Apparently it was World Philosophy Day yesterday. To celebrate, several philosophers asked themselves where we're going and "Are we there yet?" Brian Leiter recommends this essay by Matti Eklund, so I read that first. Eklund argues, plausibly to my mind (though see here for some skepticism about Eklund's claims), that philosophy moves not according to where the best arguments lead but away from programs that come to seem sterile and toward programs that promise to bear fruit. "Sterile" here means, I suppose, something like boring and pointless, which is surely how the whole of philosophy seems to many undergraduates (and others). And I wonder whether this is connected somehow to the fact that undergraduate essays are often so hard to read properly, to engage with. Are we all just pretending to care about ideas and arguments, when what we really care about is something more social? By which I mean the kind of tribalism involved in analytic vs continental 'debates' (and others between consequentialists and non-consequentialists, resolute Wittgensteinians and non-resolute Wittgensteinians, etc.), the concern with pedigree that we see all too often, and the desire to be entertained (by exciting new theories). It's not as if theories and arguments (and wise insights and grammatical reminders, etc.) are irrelevant, but they seem to be a little more off to the side than we like to pretend.
So what's in the middle, not off to the side? And so what? "Interesting" work in philosophy often seems to be work that expands the empire of one's own interests (e.g., by applying a theory you like to some new area) or strengthens one's own position in relation to rival positions (by attacking them, defending yours, or both). I don't think it's all politics (but then I wouldn't, would I?), but it's hard to deny that it's more political, more a matter of power plays, than it's meant to be. Students don't have a position to defend, though, so why should they care? I think grading can be hard because it's hard to focus on what each student is saying. And that's because many of them aren't really saying anything in their papers. They're just parroting what others have said, or trying to play the game without having yet mastered it. There is something to be said for getting students to think abstractly about things of no immediate concern to themselves. But there's also something to be said for relevance to actual problems of life (to steal a phrase).
Somehow questions about the teaching of philosophy, the philosophy profession, and philosophy itself all seem to me to come together here. In the profession I think it's important to try to resist mere tribalism (without ceasing to have opinions in the process), to resist the power of mere pedigree (without kidding oneself that people educated at Chicago or Pittsburgh or Oxford are no good), and to resist the lure of the exciting and new. Which all means, I suppose, being open-minded, focusing on the quality of ideas (or maybe just their truth), and being somewhat conservative (or just skeptical about what might be fads). This is how philosophy ought to be done, I think, how the profession ought to work (for instance, pedigree and working on hot topics ought to count for nothing in the job market), and what we ought to be teaching our students (i.e. open-mindedness, love of truth, skepticism). Perhaps no one would disagree. But it doesn't seem to be how things are actually done in reality. And I'm not sure how much fruit this kind of approach would bear, at least in terms of anything that looked like progress.

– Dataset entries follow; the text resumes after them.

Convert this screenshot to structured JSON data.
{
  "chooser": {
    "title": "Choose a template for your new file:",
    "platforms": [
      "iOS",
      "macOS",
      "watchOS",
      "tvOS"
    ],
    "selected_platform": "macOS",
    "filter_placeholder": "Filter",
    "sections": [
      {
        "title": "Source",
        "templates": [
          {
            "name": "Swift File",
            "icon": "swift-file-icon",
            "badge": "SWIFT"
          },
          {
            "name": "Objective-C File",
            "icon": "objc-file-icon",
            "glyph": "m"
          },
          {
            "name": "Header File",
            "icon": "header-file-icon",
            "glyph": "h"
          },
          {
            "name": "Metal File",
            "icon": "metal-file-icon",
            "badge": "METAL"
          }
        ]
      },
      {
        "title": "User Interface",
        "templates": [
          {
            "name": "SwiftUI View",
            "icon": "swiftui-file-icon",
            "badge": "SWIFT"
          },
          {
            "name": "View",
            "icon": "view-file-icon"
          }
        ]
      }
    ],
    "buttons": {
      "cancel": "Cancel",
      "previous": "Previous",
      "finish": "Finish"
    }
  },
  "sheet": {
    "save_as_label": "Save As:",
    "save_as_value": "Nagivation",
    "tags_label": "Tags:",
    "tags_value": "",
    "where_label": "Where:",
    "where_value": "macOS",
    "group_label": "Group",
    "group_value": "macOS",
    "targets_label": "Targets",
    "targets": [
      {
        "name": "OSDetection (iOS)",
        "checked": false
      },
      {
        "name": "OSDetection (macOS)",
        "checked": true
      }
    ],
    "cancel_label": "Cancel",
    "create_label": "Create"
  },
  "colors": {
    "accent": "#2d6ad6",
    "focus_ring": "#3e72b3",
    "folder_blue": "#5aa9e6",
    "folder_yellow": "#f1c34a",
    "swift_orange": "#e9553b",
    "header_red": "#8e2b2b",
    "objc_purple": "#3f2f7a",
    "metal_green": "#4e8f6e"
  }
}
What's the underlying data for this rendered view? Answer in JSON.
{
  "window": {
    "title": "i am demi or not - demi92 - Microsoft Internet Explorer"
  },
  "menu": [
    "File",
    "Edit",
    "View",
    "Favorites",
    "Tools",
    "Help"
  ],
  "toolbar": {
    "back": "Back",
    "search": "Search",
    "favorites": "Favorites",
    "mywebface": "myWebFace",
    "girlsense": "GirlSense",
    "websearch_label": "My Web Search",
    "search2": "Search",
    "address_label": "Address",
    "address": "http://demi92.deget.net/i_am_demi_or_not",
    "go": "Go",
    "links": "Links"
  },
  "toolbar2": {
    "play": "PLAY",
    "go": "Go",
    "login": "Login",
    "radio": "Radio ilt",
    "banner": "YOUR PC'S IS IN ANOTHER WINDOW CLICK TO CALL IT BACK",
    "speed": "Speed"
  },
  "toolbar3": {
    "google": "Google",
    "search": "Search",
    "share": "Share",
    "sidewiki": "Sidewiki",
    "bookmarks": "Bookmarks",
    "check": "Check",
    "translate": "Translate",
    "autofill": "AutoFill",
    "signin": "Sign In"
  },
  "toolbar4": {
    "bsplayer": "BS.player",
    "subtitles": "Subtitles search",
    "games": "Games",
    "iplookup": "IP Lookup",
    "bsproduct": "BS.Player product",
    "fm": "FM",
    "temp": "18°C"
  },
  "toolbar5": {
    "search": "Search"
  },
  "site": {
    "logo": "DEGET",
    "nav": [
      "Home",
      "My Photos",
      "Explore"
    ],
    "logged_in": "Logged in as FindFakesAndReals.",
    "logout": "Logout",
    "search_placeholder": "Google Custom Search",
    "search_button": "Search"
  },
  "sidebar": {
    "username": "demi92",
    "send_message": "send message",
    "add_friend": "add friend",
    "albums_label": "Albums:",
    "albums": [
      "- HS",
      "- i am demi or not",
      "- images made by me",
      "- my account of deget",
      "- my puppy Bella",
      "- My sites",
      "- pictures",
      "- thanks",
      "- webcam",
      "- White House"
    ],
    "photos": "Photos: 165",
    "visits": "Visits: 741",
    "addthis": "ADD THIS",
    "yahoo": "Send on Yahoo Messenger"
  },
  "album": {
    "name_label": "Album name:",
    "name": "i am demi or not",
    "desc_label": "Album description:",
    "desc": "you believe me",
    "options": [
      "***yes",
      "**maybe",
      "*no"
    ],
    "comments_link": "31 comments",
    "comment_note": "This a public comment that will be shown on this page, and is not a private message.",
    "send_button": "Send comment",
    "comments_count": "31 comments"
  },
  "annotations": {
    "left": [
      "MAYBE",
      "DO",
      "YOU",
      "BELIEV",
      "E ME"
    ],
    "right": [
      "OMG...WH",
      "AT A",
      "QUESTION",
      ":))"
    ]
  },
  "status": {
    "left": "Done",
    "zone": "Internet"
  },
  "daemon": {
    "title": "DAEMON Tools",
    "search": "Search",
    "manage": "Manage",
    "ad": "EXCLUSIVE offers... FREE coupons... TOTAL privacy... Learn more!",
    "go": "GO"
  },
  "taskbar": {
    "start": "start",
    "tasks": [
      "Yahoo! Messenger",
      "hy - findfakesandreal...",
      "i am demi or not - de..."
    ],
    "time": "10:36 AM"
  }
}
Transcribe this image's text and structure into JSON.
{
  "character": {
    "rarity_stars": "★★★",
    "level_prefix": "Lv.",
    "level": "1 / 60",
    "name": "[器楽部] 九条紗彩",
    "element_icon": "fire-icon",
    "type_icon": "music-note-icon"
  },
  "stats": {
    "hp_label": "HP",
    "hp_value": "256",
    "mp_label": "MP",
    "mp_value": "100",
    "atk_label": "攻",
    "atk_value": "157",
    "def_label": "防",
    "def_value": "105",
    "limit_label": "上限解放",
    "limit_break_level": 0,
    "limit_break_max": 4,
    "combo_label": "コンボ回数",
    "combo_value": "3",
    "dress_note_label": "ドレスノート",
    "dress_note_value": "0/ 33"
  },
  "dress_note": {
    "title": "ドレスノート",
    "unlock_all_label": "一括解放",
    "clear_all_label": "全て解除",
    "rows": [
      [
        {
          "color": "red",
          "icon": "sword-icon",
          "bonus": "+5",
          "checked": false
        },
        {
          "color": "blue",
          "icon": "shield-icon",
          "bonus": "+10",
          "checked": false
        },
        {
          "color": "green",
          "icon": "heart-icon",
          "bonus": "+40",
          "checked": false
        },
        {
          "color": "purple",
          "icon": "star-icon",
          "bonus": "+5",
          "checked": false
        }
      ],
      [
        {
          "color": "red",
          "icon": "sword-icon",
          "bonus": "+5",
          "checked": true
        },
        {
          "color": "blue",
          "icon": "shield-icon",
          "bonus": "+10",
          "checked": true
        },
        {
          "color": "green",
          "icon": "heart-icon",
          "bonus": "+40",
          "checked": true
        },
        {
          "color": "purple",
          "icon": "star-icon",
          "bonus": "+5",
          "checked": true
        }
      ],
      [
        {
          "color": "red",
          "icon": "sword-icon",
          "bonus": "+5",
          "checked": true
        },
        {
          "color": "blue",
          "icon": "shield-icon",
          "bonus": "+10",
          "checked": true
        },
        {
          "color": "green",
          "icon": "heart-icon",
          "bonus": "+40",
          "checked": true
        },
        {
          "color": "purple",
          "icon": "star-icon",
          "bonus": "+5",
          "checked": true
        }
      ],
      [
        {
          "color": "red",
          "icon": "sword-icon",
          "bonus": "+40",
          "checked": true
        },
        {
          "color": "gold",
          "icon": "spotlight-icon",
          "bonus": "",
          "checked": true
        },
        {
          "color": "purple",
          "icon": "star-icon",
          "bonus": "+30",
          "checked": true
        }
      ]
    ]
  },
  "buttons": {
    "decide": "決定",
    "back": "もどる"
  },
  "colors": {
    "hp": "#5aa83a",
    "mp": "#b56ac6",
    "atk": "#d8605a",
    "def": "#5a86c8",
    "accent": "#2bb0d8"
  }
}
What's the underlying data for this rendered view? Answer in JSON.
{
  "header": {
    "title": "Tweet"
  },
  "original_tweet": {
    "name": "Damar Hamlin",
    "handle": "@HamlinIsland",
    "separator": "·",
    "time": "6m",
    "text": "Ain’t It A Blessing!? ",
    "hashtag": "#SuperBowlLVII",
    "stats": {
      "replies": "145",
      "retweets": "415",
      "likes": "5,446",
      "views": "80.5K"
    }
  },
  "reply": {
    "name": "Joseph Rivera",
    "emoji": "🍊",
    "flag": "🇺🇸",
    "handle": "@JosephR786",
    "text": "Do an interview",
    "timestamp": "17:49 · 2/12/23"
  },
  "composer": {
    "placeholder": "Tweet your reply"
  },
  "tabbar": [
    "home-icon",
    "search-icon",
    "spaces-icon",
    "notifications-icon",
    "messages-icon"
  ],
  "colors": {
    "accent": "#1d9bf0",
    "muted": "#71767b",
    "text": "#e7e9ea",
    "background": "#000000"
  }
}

(Would this make grading student papers any easier? Probably not, if only because it's already pretty much what/how I try to teach. But if I thought about it more I might try less to get them to take a side on some debate and try more to teach them some basics of logic or to engage with a specific issue. The latter is not easy in an introductory or survey course, but it's what I try to do when I teach applied ethics. Maybe I should move all my teaching in that direction.)